A recent CNN article discusses the importance of gut health and more specifically, what our microbiomes say about us.

“There are more bacteria in your gut than there are stars in the universe,” said Rob Knight who is the director of the Center for Microbiome Innovation. With over 100 trillion microbes that make up your microbiome, these so-called “peacekeepers of the body” are crucial for your gut health.

The American Gut project in San Diego has collected over 10,000 samples from more than 43 countries and is hoping to understand what the bacteria do within our bodies and how they impact our health. The challenge that arises with this project is the fact that our microbiomes are frequently changing due to lifestyle choices such as diet, sleep and exercise; therefore, it can be difficult to determine the underlying causes.

However, one community seems to be achieving this diversity quite successfully.

Buried deep within the Venezuelan Amazon jungle is a remote, indigenous community that holds the most diverse human microbiome ever recorded. Untouched by modern medicine and the outside world, the Yanomami community contains exceptionally healthy individuals, and the goal of researchers is to discover why their microbes are providing such health and diversity compared to that of the Western hemisphere.

After significant research, the team surprisingly found that the bacteria residing in the guts of these civilians produced genes that made the people resistant to antibiotics, even though they have never taken them.

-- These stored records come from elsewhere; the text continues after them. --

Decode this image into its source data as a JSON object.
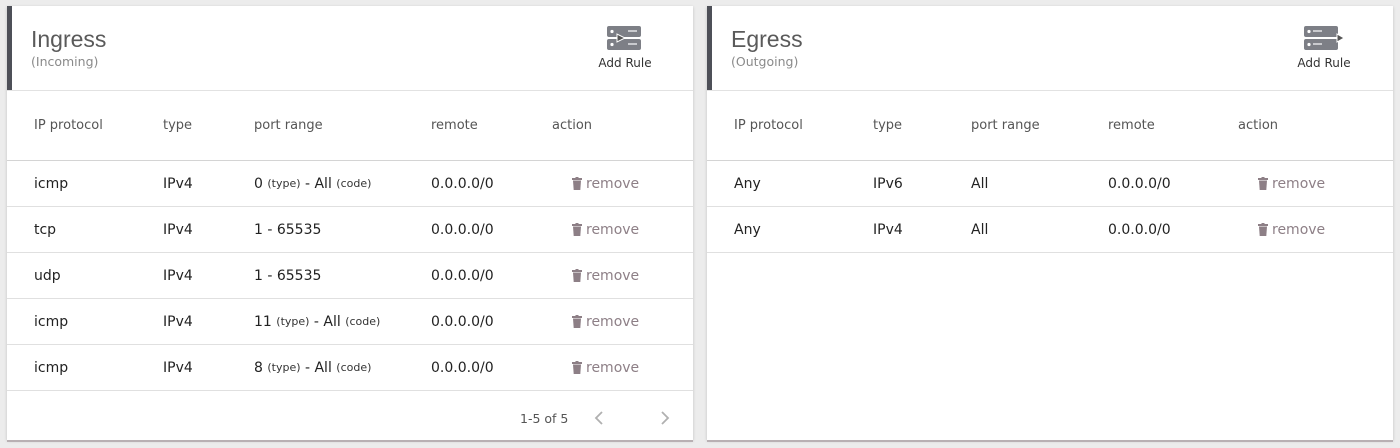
{
  "ingress": {
    "title": "Ingress",
    "subtitle": "(Incoming)",
    "add_rule_label": "Add Rule",
    "add_rule_icon": "add-rule-icon",
    "columns": [
      "IP protocol",
      "type",
      "port range",
      "remote",
      "action"
    ],
    "rows": [
      {
        "protocol": "icmp",
        "type": "IPv4",
        "port_main": "0",
        "port_type": "(type)",
        "port_mid": " - All ",
        "port_code": "(code)",
        "remote": "0.0.0.0/0",
        "action": "remove"
      },
      {
        "protocol": "tcp",
        "type": "IPv4",
        "port_main": "1 - 65535",
        "port_type": "",
        "port_mid": "",
        "port_code": "",
        "remote": "0.0.0.0/0",
        "action": "remove"
      },
      {
        "protocol": "udp",
        "type": "IPv4",
        "port_main": "1 - 65535",
        "port_type": "",
        "port_mid": "",
        "port_code": "",
        "remote": "0.0.0.0/0",
        "action": "remove"
      },
      {
        "protocol": "icmp",
        "type": "IPv4",
        "port_main": "11",
        "port_type": "(type)",
        "port_mid": " - All ",
        "port_code": "(code)",
        "remote": "0.0.0.0/0",
        "action": "remove"
      },
      {
        "protocol": "icmp",
        "type": "IPv4",
        "port_main": "8",
        "port_type": "(type)",
        "port_mid": " - All ",
        "port_code": "(code)",
        "remote": "0.0.0.0/0",
        "action": "remove"
      }
    ],
    "pagination": {
      "text": "1-5 of 5"
    }
  },
  "egress": {
    "title": "Egress",
    "subtitle": "(Outgoing)",
    "add_rule_label": "Add Rule",
    "add_rule_icon": "add-rule-icon",
    "columns": [
      "IP protocol",
      "type",
      "port range",
      "remote",
      "action"
    ],
    "rows": [
      {
        "protocol": "Any",
        "type": "IPv6",
        "port_main": "All",
        "port_type": "",
        "port_mid": "",
        "port_code": "",
        "remote": "0.0.0.0/0",
        "action": "remove"
      },
      {
        "protocol": "Any",
        "type": "IPv4",
        "port_main": "All",
        "port_type": "",
        "port_mid": "",
        "port_code": "",
        "remote": "0.0.0.0/0",
        "action": "remove"
      }
    ]
  },
  "colors": {
    "header_accent": "#4e5058",
    "remove_text": "#8d7f86",
    "background": "#ececec"
  },
  "icons": [
    "add-rule-icon",
    "trash-icon",
    "chevron-left-icon",
    "chevron-right-icon"
  ]
}
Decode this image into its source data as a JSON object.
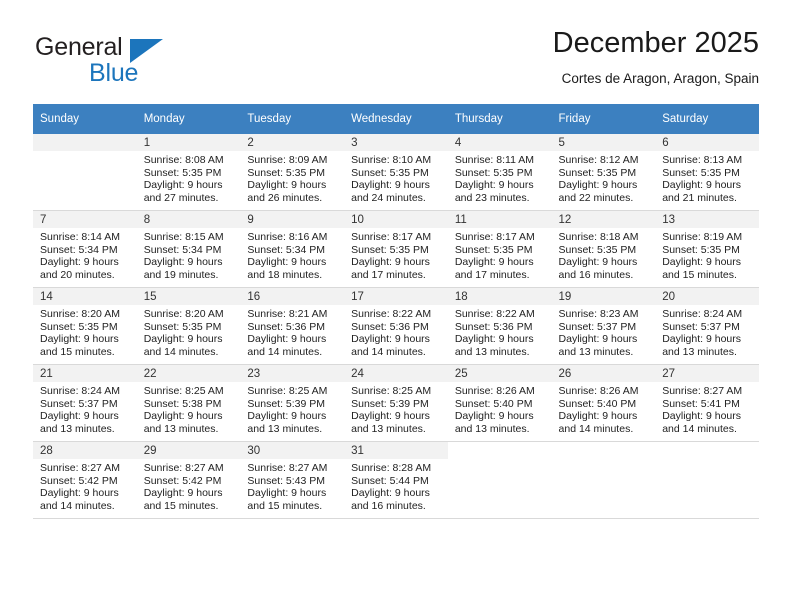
{
  "brand": {
    "name_top": "General",
    "name_bottom": "Blue",
    "triangle_color": "#1c75bc"
  },
  "header": {
    "title": "December 2025",
    "subtitle": "Cortes de Aragon, Aragon, Spain"
  },
  "weekday_headers": [
    "Sunday",
    "Monday",
    "Tuesday",
    "Wednesday",
    "Thursday",
    "Friday",
    "Saturday"
  ],
  "colors": {
    "header_row_bg": "#3c80c0",
    "header_row_text": "#ffffff",
    "daynum_bg": "#f2f2f2",
    "cell_border": "#d9d9d9",
    "text": "#222222"
  },
  "weeks": [
    [
      {
        "day": "",
        "sunrise": "",
        "sunset": "",
        "daylight_line1": "",
        "daylight_line2": ""
      },
      {
        "day": "1",
        "sunrise": "Sunrise: 8:08 AM",
        "sunset": "Sunset: 5:35 PM",
        "daylight_line1": "Daylight: 9 hours",
        "daylight_line2": "and 27 minutes."
      },
      {
        "day": "2",
        "sunrise": "Sunrise: 8:09 AM",
        "sunset": "Sunset: 5:35 PM",
        "daylight_line1": "Daylight: 9 hours",
        "daylight_line2": "and 26 minutes."
      },
      {
        "day": "3",
        "sunrise": "Sunrise: 8:10 AM",
        "sunset": "Sunset: 5:35 PM",
        "daylight_line1": "Daylight: 9 hours",
        "daylight_line2": "and 24 minutes."
      },
      {
        "day": "4",
        "sunrise": "Sunrise: 8:11 AM",
        "sunset": "Sunset: 5:35 PM",
        "daylight_line1": "Daylight: 9 hours",
        "daylight_line2": "and 23 minutes."
      },
      {
        "day": "5",
        "sunrise": "Sunrise: 8:12 AM",
        "sunset": "Sunset: 5:35 PM",
        "daylight_line1": "Daylight: 9 hours",
        "daylight_line2": "and 22 minutes."
      },
      {
        "day": "6",
        "sunrise": "Sunrise: 8:13 AM",
        "sunset": "Sunset: 5:35 PM",
        "daylight_line1": "Daylight: 9 hours",
        "daylight_line2": "and 21 minutes."
      }
    ],
    [
      {
        "day": "7",
        "sunrise": "Sunrise: 8:14 AM",
        "sunset": "Sunset: 5:34 PM",
        "daylight_line1": "Daylight: 9 hours",
        "daylight_line2": "and 20 minutes."
      },
      {
        "day": "8",
        "sunrise": "Sunrise: 8:15 AM",
        "sunset": "Sunset: 5:34 PM",
        "daylight_line1": "Daylight: 9 hours",
        "daylight_line2": "and 19 minutes."
      },
      {
        "day": "9",
        "sunrise": "Sunrise: 8:16 AM",
        "sunset": "Sunset: 5:34 PM",
        "daylight_line1": "Daylight: 9 hours",
        "daylight_line2": "and 18 minutes."
      },
      {
        "day": "10",
        "sunrise": "Sunrise: 8:17 AM",
        "sunset": "Sunset: 5:35 PM",
        "daylight_line1": "Daylight: 9 hours",
        "daylight_line2": "and 17 minutes."
      },
      {
        "day": "11",
        "sunrise": "Sunrise: 8:17 AM",
        "sunset": "Sunset: 5:35 PM",
        "daylight_line1": "Daylight: 9 hours",
        "daylight_line2": "and 17 minutes."
      },
      {
        "day": "12",
        "sunrise": "Sunrise: 8:18 AM",
        "sunset": "Sunset: 5:35 PM",
        "daylight_line1": "Daylight: 9 hours",
        "daylight_line2": "and 16 minutes."
      },
      {
        "day": "13",
        "sunrise": "Sunrise: 8:19 AM",
        "sunset": "Sunset: 5:35 PM",
        "daylight_line1": "Daylight: 9 hours",
        "daylight_line2": "and 15 minutes."
      }
    ],
    [
      {
        "day": "14",
        "sunrise": "Sunrise: 8:20 AM",
        "sunset": "Sunset: 5:35 PM",
        "daylight_line1": "Daylight: 9 hours",
        "daylight_line2": "and 15 minutes."
      },
      {
        "day": "15",
        "sunrise": "Sunrise: 8:20 AM",
        "sunset": "Sunset: 5:35 PM",
        "daylight_line1": "Daylight: 9 hours",
        "daylight_line2": "and 14 minutes."
      },
      {
        "day": "16",
        "sunrise": "Sunrise: 8:21 AM",
        "sunset": "Sunset: 5:36 PM",
        "daylight_line1": "Daylight: 9 hours",
        "daylight_line2": "and 14 minutes."
      },
      {
        "day": "17",
        "sunrise": "Sunrise: 8:22 AM",
        "sunset": "Sunset: 5:36 PM",
        "daylight_line1": "Daylight: 9 hours",
        "daylight_line2": "and 14 minutes."
      },
      {
        "day": "18",
        "sunrise": "Sunrise: 8:22 AM",
        "sunset": "Sunset: 5:36 PM",
        "daylight_line1": "Daylight: 9 hours",
        "daylight_line2": "and 13 minutes."
      },
      {
        "day": "19",
        "sunrise": "Sunrise: 8:23 AM",
        "sunset": "Sunset: 5:37 PM",
        "daylight_line1": "Daylight: 9 hours",
        "daylight_line2": "and 13 minutes."
      },
      {
        "day": "20",
        "sunrise": "Sunrise: 8:24 AM",
        "sunset": "Sunset: 5:37 PM",
        "daylight_line1": "Daylight: 9 hours",
        "daylight_line2": "and 13 minutes."
      }
    ],
    [
      {
        "day": "21",
        "sunrise": "Sunrise: 8:24 AM",
        "sunset": "Sunset: 5:37 PM",
        "daylight_line1": "Daylight: 9 hours",
        "daylight_line2": "and 13 minutes."
      },
      {
        "day": "22",
        "sunrise": "Sunrise: 8:25 AM",
        "sunset": "Sunset: 5:38 PM",
        "daylight_line1": "Daylight: 9 hours",
        "daylight_line2": "and 13 minutes."
      },
      {
        "day": "23",
        "sunrise": "Sunrise: 8:25 AM",
        "sunset": "Sunset: 5:39 PM",
        "daylight_line1": "Daylight: 9 hours",
        "daylight_line2": "and 13 minutes."
      },
      {
        "day": "24",
        "sunrise": "Sunrise: 8:25 AM",
        "sunset": "Sunset: 5:39 PM",
        "daylight_line1": "Daylight: 9 hours",
        "daylight_line2": "and 13 minutes."
      },
      {
        "day": "25",
        "sunrise": "Sunrise: 8:26 AM",
        "sunset": "Sunset: 5:40 PM",
        "daylight_line1": "Daylight: 9 hours",
        "daylight_line2": "and 13 minutes."
      },
      {
        "day": "26",
        "sunrise": "Sunrise: 8:26 AM",
        "sunset": "Sunset: 5:40 PM",
        "daylight_line1": "Daylight: 9 hours",
        "daylight_line2": "and 14 minutes."
      },
      {
        "day": "27",
        "sunrise": "Sunrise: 8:27 AM",
        "sunset": "Sunset: 5:41 PM",
        "daylight_line1": "Daylight: 9 hours",
        "daylight_line2": "and 14 minutes."
      }
    ],
    [
      {
        "day": "28",
        "sunrise": "Sunrise: 8:27 AM",
        "sunset": "Sunset: 5:42 PM",
        "daylight_line1": "Daylight: 9 hours",
        "daylight_line2": "and 14 minutes."
      },
      {
        "day": "29",
        "sunrise": "Sunrise: 8:27 AM",
        "sunset": "Sunset: 5:42 PM",
        "daylight_line1": "Daylight: 9 hours",
        "daylight_line2": "and 15 minutes."
      },
      {
        "day": "30",
        "sunrise": "Sunrise: 8:27 AM",
        "sunset": "Sunset: 5:43 PM",
        "daylight_line1": "Daylight: 9 hours",
        "daylight_line2": "and 15 minutes."
      },
      {
        "day": "31",
        "sunrise": "Sunrise: 8:28 AM",
        "sunset": "Sunset: 5:44 PM",
        "daylight_line1": "Daylight: 9 hours",
        "daylight_line2": "and 16 minutes."
      },
      {
        "day": "",
        "sunrise": "",
        "sunset": "",
        "daylight_line1": "",
        "daylight_line2": ""
      },
      {
        "day": "",
        "sunrise": "",
        "sunset": "",
        "daylight_line1": "",
        "daylight_line2": ""
      },
      {
        "day": "",
        "sunrise": "",
        "sunset": "",
        "daylight_line1": "",
        "daylight_line2": ""
      }
    ]
  ]
}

Ultimately, discoveries such as these are crucial and may lead to the resurgence of biodiversity amidst modernization. Read more about this project on CNN.